This biopic of Harry Houdini starts off well. Johnathon Schaech presents an appealing lead; the choice of framing device is excellent; and Harry and Bess’ whirlwind courtship is engagingly depicted. Then it pivots, alarmingly so. Schaech’s portrayal turns Houdini into a boastful egotist; Bess becomes a badgering lush and, worst of all, the framing device concludes with a fantasy scene that flies in the face of everything Houdini stood for.
After a gritty reenactment of a prison break, Houdini flashes forward to the tenth anniversary of the escapologist’s death. Bess has organised one last séance to see if she can contact her husband’s spirit. As the medium gathers mementos from Houdini’s family and friends, the biopic journeys back to tell his life story. Introduced to the world of magic by his brother Theo (Mark Ruffalo in an early role), no sooner do the two work up an act than Harry falls for fellow performer Bess. The husband and wife team flail about in vaudeville’s backwaters until Houdini convinces theater owner Martin Beck that audiences will flock to his show if he convinces them that he is cheating death.
Like The Great Houdini, this made-for-TV movie has a fine supporting cast. Apart from the aforementioned Mark Ruffalo it includes George Segal, Paul Sorvino, Ron Perlman and a young Emile Hirsch. Unfortunately, after a promising beginning, it too devolves into a turgid affair. Surprisingly, this dreariness extends to the stage performances, where Schaech grunts and groans and screams at his audience in a manner totally devoid of charm.
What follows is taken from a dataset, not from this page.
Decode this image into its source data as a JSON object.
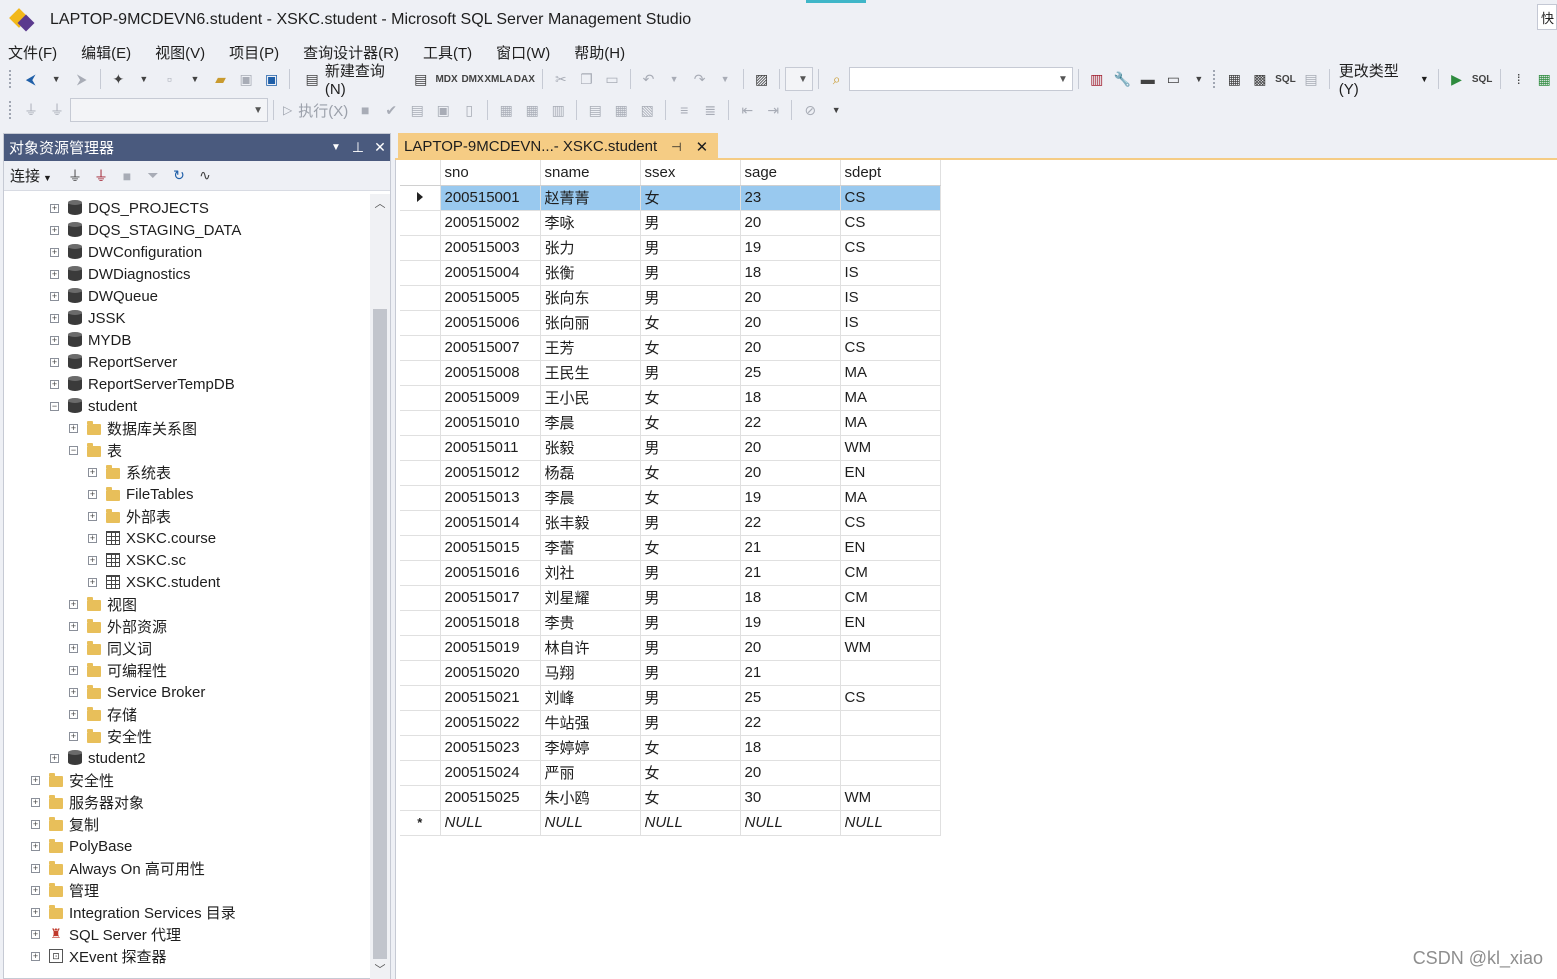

Though the timepiece accompanying each act was designed to heighten the tension, here it just underscores the slow pace of the film.
as Harry Houdini
as Bess Houdini
Rather than being conducted in a theatre where Houdini once performed, the séance held on the tenth anniversary of his death occurred atop the roof of Hollywood’s Knickerbocker Hotel in front of an invitation-only audience of 300.